July 24, 2015 - 4:36 pm
Would you feed your kids a snack that includes ethyl ethanoate, 3-methylbutyraldehyde, butylated hydroxytoluene and linoleic acid? While many Americans would probably balk at loading up lunchboxes with these scary sounding chemicals, they’re actually common compounds found in blueberries.
Listing off hard-to-pronounce chemicals as a reason to avoid certain foods has been the basis of campaigns by activists such as the “Food Babe,” to pressure companies into changing their menus. In recent weeks, restaurants and food companies including Chipotle, Papa Johns and Kraft have rushed to announce that they’re replacing ingredients in their foods with “natural” alternatives. But these moves aren’t really making their food healthier. Rather, they’re generating significant unwarranted media attention and creating marketing opportunities to appeal to consumers.

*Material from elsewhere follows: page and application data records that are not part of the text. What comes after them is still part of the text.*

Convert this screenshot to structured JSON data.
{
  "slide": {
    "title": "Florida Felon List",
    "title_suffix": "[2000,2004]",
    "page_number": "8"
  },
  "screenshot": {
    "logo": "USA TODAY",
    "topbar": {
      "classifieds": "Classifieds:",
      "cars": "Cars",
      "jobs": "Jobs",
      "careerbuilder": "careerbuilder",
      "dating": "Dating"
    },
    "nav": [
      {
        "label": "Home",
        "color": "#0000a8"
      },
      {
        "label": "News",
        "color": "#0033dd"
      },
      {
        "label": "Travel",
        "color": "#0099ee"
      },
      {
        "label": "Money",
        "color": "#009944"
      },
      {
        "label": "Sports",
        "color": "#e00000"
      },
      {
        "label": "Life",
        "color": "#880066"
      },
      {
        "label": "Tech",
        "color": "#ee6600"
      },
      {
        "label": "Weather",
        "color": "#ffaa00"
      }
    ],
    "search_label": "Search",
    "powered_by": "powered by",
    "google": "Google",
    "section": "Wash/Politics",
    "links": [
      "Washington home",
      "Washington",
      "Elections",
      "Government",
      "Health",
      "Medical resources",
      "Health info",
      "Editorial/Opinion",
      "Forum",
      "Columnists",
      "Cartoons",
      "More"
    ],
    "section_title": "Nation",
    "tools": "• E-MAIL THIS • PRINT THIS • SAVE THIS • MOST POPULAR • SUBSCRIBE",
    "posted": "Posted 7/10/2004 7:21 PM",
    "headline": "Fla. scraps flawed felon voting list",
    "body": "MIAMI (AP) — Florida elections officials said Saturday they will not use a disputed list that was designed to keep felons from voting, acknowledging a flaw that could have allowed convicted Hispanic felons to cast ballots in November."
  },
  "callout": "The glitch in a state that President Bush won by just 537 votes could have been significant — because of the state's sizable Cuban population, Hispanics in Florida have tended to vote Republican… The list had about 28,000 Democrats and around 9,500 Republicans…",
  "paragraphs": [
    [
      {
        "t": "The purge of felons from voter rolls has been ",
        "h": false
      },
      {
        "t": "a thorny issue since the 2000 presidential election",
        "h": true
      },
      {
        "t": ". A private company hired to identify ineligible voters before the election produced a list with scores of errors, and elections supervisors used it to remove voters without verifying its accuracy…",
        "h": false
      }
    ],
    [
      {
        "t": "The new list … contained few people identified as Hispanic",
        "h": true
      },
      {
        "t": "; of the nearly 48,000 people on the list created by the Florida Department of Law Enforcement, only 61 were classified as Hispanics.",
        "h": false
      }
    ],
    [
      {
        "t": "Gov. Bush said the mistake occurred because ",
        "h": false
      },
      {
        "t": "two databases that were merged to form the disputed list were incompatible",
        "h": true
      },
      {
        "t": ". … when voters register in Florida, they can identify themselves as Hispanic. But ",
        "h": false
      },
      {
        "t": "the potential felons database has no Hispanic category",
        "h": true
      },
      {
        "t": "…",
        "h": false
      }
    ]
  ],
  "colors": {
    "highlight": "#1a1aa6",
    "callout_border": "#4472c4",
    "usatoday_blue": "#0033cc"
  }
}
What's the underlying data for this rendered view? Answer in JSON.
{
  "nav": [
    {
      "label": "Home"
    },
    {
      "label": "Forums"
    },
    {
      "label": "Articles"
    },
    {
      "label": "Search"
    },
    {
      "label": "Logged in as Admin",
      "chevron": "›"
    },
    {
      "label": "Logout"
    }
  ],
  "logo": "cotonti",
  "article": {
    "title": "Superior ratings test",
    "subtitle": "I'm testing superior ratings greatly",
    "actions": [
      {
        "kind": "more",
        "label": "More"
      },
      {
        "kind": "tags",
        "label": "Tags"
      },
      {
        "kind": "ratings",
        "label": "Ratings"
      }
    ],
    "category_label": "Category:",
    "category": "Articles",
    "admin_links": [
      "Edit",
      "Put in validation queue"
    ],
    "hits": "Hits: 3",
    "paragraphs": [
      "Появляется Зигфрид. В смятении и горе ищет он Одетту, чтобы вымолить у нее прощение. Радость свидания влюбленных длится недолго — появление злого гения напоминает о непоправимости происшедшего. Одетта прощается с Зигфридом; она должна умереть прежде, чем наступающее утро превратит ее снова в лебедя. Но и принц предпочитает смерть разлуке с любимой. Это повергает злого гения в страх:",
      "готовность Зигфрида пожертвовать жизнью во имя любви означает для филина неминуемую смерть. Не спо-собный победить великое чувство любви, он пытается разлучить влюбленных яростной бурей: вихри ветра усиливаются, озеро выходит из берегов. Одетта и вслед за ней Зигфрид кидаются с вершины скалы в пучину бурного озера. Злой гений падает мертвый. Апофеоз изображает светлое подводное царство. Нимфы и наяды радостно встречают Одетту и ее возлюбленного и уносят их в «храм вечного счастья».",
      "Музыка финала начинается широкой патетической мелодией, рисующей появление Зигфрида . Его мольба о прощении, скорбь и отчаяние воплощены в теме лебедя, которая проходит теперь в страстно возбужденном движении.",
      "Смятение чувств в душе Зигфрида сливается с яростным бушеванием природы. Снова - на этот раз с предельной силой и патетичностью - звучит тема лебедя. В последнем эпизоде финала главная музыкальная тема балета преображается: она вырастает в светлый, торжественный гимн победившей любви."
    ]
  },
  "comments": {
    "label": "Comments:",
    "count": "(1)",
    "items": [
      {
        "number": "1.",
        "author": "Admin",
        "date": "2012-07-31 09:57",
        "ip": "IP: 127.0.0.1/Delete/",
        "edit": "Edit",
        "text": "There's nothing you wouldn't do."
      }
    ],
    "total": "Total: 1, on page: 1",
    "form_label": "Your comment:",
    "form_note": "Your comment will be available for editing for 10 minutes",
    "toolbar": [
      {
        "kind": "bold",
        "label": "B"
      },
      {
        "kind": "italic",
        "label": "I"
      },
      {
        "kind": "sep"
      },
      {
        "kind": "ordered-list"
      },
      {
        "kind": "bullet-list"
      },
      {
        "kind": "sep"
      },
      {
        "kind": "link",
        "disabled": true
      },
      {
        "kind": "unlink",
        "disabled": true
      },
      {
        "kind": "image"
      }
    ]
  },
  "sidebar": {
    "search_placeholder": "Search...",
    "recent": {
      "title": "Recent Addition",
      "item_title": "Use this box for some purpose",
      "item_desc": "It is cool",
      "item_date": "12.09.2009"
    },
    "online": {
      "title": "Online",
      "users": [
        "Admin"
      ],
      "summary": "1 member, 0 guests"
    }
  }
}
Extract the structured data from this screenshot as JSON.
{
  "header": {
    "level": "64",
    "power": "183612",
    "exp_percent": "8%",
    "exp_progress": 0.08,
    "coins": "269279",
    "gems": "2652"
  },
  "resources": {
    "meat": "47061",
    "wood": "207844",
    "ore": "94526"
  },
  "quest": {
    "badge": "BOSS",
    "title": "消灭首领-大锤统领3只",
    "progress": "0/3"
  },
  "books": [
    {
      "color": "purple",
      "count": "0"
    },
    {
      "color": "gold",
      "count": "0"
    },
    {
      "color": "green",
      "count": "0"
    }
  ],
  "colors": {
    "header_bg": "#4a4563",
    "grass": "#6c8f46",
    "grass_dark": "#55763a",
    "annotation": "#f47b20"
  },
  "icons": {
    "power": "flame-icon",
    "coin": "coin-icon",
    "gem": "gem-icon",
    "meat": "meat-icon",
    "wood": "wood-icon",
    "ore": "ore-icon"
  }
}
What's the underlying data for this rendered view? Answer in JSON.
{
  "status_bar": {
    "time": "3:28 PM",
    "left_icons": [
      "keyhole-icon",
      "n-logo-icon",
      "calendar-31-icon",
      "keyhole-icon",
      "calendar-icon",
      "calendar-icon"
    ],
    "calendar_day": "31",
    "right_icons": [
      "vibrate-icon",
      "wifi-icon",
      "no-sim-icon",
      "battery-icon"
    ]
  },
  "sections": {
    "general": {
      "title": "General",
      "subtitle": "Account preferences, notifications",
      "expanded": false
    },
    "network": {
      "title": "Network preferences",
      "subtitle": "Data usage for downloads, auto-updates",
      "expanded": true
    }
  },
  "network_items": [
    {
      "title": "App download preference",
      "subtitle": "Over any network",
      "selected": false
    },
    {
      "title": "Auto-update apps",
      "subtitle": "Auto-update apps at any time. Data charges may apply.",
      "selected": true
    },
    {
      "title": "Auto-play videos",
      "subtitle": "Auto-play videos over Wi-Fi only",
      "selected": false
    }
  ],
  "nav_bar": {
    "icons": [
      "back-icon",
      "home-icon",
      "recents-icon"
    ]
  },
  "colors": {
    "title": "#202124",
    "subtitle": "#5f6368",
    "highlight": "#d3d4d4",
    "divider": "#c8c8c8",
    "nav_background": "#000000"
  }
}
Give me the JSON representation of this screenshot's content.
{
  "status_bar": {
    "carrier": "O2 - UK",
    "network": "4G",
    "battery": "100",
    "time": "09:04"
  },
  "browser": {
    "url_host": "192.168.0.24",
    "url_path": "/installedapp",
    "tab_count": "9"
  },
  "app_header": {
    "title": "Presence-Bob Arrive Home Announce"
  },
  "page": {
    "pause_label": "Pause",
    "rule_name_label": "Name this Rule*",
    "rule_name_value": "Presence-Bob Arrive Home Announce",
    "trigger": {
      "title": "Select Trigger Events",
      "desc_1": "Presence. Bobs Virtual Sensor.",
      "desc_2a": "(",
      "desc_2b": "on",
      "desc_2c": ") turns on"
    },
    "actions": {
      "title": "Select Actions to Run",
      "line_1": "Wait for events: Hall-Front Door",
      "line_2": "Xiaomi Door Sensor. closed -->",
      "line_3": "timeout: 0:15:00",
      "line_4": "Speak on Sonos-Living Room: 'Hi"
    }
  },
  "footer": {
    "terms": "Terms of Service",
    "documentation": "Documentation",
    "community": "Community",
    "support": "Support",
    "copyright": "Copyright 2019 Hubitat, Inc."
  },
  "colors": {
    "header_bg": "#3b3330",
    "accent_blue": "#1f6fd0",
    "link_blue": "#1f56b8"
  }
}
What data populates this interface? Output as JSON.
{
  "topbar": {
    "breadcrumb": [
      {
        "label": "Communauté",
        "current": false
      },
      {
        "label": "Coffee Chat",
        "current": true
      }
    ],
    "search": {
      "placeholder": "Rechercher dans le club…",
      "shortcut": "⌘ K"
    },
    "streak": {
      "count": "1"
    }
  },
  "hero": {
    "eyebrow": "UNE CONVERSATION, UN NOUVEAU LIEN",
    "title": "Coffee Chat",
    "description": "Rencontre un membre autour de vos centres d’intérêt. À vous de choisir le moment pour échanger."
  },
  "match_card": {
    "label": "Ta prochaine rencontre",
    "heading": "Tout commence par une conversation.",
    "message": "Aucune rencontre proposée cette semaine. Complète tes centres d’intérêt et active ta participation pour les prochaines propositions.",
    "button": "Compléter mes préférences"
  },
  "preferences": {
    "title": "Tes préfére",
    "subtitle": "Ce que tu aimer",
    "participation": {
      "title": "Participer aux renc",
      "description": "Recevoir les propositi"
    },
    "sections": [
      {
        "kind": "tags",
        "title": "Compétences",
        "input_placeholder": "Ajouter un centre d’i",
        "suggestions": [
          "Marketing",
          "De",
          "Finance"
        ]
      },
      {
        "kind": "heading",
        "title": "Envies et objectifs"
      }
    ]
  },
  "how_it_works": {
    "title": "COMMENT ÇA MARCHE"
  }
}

When Panera recently announced its plan to eliminate more than 100 ingredients from its menu, even the hyperbolic Center for Science in the Public Interest commented: “Eliminating many of the ingredients with unfamiliar chemical names, like calcium propionate and sodium erythorbate, is done solely for PR purposes and not to make safer, more healthful foods.”
Simply because an ingredient occurs naturally, rather than being created in a controlled laboratory setting, does not mean it’s safer. You wouldn’t want poison ivy in your salad! Most of the scary-sounding, activist-hated ingredients in our food — think azodicarbonamide, the “yoga mat” chemical — have been shown to be perfectly safe in the tiny amounts used in food, and they are added for specific purposes.
Another marketing move by restaurants is to tout their “antibiotic free” meat, or “all organic” meat options. To consumers, that certainly sounds like a selling point — why would you offer your kids chicken-fed antibiotics when your child might actually need antibiotics to fight an infection or illness?
Again, that marketing label doesn’t exactly tell the whole story. Antibiotics are used in small doses by farmers to keep their animals from getting sick and spreading that sickness to other animals. Before those animals are slaughtered and sold at grocery stores and restaurants, the U.S. Food and Drug Administration requires that they be taken off antibiotics for a specific period of time, to make sure the medicine is out of the body before it goes to market.
When companies demand farmers provide them with antibiotic-free meat, it denies farmers the ability to treat animals that are actually sick and keep that sickness from infecting other animals.
Even People for Ethical Treatment of Animals, the radical animal rights group that doesn’t want you to eat any meat at all, criticizes the claims of organic and antibiotic-free meat marketing. PETA notes, “If the cows’ udders become infected from frequent milkings, which often happens, many farmers deny them antibiotics because medicated animals lose their ‘organic’ status. Organic dairy farmers are also less likely to vaccinate cows against harmful diseases.”
Perhaps the most bogus marketing ploy by food companies is Chipotle’s widely mocked announcement that it was eliminating genetically modified ingredients from its food because “it’s clear that a lot of research is still needed before we can truly understand all of the implications of widespread GMO cultivation and consumption.”
Apparently the publication of more than 2,000 studies confirming that genetically modified organisms pose no risk to human health or the environment signal to Chipotle executives that “more research is still needed.” Its executives must know more than scientists with the World Health Organization, American Medical Association, European Food Safety Authority and FDA — all organizations that confirm the GMOs currently on the market are safe to eat.
Moving to an “all-natural” menu certainly doesn’t mean that this restaurant food is any less healthy, but consumers shouldn’t be tricked into thinking many menu items are suddenly healthy. After all, even a “GMO-free” burrito at Chipotle can still pack more than 1,400 calories and more than 75 percent of the recommended amount of saturated fat. Marketing those burritos as healthy is hardly “food with integrity.”
Dr. Joseph Perrone is the chief science officer at the Center for Accountability in Science, a project of the nonprofit Center for Organizational Research and Education. CORE is supported by a variety of businesses and foundations, including those in the hospitality, agriculture and energy industries.